Lucara Diamond Corp. said it has secured $220 million in financing to help take the Karowe Mine in Botswana underground and extend its life by about 20 years.
Karowe is responsible for producing some of the most significant diamonds recovered in recent years, including the 1,109-carat “Lesedi La Rona,” which Graff bought for $53 million, and a 1,758-carat diamond that Louis Vuitton is turning into jewelry.
The credit-approved senior debt facilities include two tranches: $170 million to go toward the development of the underground mine and $50 million to support the ongoing operation of the open pit.
The underground expansion has an estimated capital cost of $514 million and is expected to take five years. The balance of development capital for the project is expected to come from cash flow from the mine’s ongoing open-pit operations.

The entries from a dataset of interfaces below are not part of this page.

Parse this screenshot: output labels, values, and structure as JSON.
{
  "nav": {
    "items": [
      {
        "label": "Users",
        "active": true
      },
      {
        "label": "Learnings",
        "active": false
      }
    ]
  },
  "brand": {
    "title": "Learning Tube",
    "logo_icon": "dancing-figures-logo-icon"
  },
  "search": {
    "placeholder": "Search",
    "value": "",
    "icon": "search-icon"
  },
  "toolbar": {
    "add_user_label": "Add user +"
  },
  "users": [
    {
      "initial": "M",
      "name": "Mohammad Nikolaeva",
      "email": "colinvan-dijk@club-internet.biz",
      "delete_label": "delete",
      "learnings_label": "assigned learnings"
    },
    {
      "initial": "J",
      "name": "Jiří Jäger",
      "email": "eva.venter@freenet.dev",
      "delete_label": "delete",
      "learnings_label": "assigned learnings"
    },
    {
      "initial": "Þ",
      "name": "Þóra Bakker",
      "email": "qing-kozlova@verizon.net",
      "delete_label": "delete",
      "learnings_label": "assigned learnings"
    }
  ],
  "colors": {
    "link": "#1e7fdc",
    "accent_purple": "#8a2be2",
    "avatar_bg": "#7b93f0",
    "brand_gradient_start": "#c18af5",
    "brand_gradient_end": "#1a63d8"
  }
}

In a statement announcing the financing, Lucara President and CEO Eira Thomas called securing the financing “an important achievement for Lucara and a strong endorsement of our underground expansion plans.”
She said the loans will supplement the cash flow from the open-pit portion of Karowe for the next five years and will extend the life of the mine from 2025 to at least 2040.
The five lenders on the $220 million financing facility for Lucara are: ING Bank N.V., Natixis, the London branch of Societe Generale, Africa Finance Corp., and Afreximbank. Thomas described them as having “significant mining and metals track records and experience in Africa.”
Closing on the facilities is subject to completion of definitive documentation and the satisfaction of certain terms and conditions, including Know Your Customer (KYC) checks.
The target closing date for the financing package is mid-2021, with financing expected to be in place by the second half of the year.
Lucara made the financing announcement the day before it released its first-quarter 2021 results.
Revenues totaled $53.1 million, or $579 per carat sold, for the miner in Q1. Net income was $3.4 million.
That is a significant improvement over Q1 2020, when the onset of the pandemic limited sales to $34.1 million and caused Lucara to record a loss of $3.2 million.
First-quarter 2021 results also are up when compared with 2019, when Lucara reported revenues of $48.7 million, or $512 per carat sold. Net income for the latter, however, was higher at $7.4 million.
The company said overall, the diamond market started 2021 in its healthiest position in five years following strong holiday seasons in the United States and China, and careful rough supply management by producers, which has helped to recalibrate polished inventories.